== Segment start ==
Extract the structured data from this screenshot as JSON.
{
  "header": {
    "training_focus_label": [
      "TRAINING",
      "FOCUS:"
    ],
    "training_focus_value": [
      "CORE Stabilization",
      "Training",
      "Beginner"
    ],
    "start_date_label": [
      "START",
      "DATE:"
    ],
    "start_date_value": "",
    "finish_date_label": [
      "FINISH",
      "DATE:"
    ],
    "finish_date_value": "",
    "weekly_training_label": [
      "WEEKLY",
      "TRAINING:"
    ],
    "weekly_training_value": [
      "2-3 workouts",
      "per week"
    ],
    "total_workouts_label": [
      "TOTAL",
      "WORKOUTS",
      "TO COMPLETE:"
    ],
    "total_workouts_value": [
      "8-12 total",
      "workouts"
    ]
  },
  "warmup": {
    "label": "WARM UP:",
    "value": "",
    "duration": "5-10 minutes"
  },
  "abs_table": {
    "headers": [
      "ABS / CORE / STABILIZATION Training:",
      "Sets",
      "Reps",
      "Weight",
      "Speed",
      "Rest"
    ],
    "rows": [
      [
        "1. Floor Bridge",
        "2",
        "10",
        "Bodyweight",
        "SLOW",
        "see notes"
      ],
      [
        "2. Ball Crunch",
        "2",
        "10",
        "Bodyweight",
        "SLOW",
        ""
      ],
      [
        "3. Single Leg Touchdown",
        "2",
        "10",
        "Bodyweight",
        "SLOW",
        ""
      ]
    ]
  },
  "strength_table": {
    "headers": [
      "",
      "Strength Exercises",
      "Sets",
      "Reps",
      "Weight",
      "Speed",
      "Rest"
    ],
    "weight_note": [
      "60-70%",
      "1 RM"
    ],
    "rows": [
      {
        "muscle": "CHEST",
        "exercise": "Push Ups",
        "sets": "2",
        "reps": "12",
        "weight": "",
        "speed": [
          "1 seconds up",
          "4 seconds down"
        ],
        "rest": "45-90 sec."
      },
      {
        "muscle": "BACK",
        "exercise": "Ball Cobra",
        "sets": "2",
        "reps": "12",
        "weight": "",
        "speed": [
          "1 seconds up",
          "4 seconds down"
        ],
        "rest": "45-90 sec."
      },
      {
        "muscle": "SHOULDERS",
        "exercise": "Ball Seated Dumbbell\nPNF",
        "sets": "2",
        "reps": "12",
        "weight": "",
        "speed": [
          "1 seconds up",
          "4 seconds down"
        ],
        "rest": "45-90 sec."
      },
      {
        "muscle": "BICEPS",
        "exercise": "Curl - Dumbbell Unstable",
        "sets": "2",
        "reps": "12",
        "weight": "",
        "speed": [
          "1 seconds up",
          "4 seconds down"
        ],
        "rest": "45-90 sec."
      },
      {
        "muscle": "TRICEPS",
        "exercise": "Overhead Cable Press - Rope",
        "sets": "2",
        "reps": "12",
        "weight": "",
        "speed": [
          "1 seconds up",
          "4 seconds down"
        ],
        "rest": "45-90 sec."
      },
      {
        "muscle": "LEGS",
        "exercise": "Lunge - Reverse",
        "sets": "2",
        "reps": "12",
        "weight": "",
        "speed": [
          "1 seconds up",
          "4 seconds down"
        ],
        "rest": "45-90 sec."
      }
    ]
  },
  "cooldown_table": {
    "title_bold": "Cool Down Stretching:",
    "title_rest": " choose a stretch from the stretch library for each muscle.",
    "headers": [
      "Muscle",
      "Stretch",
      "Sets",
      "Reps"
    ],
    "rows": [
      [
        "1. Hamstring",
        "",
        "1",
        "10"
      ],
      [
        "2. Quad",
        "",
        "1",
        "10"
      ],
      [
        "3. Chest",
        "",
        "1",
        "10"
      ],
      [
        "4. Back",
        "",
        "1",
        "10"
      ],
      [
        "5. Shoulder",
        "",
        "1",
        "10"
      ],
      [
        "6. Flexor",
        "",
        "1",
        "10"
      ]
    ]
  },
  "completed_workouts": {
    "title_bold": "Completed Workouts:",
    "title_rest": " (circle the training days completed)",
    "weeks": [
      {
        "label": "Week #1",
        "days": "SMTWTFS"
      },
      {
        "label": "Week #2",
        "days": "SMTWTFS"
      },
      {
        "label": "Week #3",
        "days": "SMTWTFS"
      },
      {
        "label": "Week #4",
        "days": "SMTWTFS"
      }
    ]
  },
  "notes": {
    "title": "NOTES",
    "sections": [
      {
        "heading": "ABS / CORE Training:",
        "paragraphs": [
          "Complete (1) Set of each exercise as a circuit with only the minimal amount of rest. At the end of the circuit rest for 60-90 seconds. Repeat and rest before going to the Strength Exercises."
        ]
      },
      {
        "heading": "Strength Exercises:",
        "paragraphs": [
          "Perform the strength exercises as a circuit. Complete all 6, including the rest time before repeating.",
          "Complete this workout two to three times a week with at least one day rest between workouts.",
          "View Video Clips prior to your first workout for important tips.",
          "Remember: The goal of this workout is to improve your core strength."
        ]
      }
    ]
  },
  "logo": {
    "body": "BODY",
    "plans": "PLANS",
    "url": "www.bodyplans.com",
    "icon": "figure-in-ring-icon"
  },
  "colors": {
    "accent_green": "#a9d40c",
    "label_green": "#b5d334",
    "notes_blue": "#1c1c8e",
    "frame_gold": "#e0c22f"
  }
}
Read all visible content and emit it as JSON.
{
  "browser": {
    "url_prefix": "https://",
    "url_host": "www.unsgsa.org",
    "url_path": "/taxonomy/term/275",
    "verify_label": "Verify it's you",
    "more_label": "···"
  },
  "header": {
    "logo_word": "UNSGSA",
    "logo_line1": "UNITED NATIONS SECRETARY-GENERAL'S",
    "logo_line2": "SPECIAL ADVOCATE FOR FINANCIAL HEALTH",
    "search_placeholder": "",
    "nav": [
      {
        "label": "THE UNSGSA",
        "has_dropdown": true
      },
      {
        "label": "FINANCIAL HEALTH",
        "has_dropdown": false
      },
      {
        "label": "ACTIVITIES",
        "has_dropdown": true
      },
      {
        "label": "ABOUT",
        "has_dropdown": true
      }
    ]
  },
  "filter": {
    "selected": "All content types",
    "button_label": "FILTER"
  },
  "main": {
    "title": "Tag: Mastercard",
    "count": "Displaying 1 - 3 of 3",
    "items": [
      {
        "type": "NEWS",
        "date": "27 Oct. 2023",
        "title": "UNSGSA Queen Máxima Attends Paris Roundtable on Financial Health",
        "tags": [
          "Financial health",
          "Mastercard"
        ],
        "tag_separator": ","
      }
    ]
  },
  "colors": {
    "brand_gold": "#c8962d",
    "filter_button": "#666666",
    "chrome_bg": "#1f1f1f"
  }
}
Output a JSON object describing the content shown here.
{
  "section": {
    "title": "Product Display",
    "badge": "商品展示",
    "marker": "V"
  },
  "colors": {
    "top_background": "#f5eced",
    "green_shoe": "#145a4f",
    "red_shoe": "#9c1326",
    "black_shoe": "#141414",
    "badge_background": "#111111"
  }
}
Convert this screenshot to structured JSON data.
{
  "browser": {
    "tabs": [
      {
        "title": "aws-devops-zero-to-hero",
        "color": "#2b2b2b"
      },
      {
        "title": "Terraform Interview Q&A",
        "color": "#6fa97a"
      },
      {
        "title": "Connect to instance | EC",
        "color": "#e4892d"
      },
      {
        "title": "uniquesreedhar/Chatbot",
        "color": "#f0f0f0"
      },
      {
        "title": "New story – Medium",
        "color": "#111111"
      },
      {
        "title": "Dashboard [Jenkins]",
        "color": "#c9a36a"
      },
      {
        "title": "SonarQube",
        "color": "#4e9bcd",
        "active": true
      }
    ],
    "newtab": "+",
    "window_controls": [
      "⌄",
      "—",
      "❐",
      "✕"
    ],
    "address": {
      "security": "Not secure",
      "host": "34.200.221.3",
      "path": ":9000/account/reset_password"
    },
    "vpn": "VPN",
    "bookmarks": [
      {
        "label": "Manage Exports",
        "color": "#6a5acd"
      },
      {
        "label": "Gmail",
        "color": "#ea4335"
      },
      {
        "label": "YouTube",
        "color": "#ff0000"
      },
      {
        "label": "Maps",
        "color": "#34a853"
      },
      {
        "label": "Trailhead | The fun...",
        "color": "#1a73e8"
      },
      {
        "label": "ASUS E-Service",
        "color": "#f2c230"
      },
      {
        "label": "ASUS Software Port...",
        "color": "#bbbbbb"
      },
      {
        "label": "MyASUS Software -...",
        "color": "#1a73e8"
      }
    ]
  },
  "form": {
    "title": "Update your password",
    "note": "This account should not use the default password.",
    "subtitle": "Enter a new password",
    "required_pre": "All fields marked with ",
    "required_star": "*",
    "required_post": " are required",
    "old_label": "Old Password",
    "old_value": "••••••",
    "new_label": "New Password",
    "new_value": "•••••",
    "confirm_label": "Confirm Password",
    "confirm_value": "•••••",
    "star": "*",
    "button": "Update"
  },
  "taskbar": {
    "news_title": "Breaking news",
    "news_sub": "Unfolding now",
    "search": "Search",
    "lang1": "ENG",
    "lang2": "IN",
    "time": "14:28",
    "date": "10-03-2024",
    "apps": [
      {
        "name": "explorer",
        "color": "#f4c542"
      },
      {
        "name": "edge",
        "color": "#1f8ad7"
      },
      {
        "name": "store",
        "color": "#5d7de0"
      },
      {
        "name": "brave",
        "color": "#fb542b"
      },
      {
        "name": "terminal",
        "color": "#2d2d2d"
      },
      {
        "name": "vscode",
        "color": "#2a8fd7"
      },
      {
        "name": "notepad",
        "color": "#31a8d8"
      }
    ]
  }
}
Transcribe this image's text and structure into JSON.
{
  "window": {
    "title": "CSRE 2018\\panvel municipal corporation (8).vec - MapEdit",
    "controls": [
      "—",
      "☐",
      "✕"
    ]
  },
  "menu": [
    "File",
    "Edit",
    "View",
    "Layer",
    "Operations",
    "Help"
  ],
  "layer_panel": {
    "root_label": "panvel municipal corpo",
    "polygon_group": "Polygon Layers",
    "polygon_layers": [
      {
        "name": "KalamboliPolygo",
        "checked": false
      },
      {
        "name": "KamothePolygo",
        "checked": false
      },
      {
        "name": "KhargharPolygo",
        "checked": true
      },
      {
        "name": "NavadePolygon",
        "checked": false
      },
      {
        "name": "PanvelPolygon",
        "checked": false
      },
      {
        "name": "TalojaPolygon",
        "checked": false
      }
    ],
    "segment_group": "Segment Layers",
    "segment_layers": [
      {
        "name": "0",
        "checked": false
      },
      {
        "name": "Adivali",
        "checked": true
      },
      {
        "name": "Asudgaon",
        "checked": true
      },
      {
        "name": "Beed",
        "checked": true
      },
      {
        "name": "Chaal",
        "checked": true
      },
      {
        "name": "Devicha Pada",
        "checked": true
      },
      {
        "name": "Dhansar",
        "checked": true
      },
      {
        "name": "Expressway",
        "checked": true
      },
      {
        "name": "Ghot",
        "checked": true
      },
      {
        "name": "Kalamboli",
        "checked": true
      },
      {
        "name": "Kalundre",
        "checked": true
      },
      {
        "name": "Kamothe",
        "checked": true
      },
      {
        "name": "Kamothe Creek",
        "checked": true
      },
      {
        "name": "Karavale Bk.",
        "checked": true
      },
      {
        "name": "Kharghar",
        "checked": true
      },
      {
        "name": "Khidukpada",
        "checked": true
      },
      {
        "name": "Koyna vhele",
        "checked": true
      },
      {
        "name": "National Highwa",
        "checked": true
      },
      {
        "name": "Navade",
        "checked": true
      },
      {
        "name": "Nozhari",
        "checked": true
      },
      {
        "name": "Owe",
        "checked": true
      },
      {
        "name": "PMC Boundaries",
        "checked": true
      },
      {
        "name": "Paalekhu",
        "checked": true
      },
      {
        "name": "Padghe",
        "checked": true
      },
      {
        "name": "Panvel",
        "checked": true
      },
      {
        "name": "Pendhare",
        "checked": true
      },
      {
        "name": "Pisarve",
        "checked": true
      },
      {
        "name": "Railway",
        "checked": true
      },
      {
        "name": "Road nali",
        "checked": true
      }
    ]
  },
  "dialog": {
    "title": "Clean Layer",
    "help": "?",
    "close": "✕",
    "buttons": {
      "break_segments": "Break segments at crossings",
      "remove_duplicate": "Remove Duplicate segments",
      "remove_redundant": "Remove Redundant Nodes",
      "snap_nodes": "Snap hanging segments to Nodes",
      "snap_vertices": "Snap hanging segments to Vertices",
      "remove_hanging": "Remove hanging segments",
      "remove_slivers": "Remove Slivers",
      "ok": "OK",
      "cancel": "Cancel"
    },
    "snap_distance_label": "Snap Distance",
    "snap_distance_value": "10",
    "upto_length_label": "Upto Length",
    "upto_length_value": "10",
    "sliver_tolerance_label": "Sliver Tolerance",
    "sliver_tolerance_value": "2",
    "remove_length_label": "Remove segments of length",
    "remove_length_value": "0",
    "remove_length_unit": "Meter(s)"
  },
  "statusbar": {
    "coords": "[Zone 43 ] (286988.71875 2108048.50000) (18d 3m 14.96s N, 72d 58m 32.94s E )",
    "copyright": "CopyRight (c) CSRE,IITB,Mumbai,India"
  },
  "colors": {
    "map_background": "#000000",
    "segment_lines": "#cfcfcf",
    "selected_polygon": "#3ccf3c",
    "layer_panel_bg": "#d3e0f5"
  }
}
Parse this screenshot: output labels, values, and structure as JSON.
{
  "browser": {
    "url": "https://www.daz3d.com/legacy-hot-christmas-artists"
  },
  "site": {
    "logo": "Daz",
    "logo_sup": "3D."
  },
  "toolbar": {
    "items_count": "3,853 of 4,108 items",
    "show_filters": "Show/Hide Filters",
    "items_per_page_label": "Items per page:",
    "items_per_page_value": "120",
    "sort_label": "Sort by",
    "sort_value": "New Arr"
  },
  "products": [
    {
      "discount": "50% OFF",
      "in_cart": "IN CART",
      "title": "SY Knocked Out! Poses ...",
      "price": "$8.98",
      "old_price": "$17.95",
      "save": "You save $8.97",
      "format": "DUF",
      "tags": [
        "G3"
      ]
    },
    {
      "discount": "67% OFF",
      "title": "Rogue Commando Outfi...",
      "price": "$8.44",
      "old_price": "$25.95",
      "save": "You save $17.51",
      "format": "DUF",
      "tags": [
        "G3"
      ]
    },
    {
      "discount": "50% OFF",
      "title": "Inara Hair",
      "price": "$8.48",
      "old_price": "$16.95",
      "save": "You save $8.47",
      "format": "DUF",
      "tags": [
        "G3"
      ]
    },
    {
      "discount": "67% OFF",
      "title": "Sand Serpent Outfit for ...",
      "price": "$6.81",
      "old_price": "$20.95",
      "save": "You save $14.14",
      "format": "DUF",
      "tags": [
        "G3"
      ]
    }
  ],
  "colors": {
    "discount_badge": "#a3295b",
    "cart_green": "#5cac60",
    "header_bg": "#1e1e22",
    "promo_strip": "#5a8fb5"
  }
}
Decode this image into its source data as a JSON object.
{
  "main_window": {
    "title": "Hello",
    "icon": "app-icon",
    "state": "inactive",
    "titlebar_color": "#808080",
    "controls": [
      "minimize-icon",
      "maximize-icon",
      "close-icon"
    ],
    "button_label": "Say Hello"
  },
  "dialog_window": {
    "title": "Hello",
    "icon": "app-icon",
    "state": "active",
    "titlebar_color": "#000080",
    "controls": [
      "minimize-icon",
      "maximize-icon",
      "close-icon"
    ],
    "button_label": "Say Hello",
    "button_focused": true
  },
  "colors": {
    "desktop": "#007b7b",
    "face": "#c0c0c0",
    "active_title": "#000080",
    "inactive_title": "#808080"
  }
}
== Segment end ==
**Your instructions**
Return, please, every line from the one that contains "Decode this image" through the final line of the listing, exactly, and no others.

**Exercise output**
Decode this image into its source data as a JSON object.
{
  "main_window": {
    "title": "Hello",
    "icon": "app-icon",
    "state": "inactive",
    "titlebar_color": "#808080",
    "controls": [
      "minimize-icon",
      "maximize-icon",
      "close-icon"
    ],
    "button_label": "Say Hello"
  },
  "dialog_window": {
    "title": "Hello",
    "icon": "app-icon",
    "state": "active",
    "titlebar_color": "#000080",
    "controls": [
      "minimize-icon",
      "maximize-icon",
      "close-icon"
    ],
    "button_label": "Say Hello",
    "button_focused": true
  },
  "colors": {
    "desktop": "#007b7b",
    "face": "#c0c0c0",
    "active_title": "#000080",
    "inactive_title": "#808080"
  }
}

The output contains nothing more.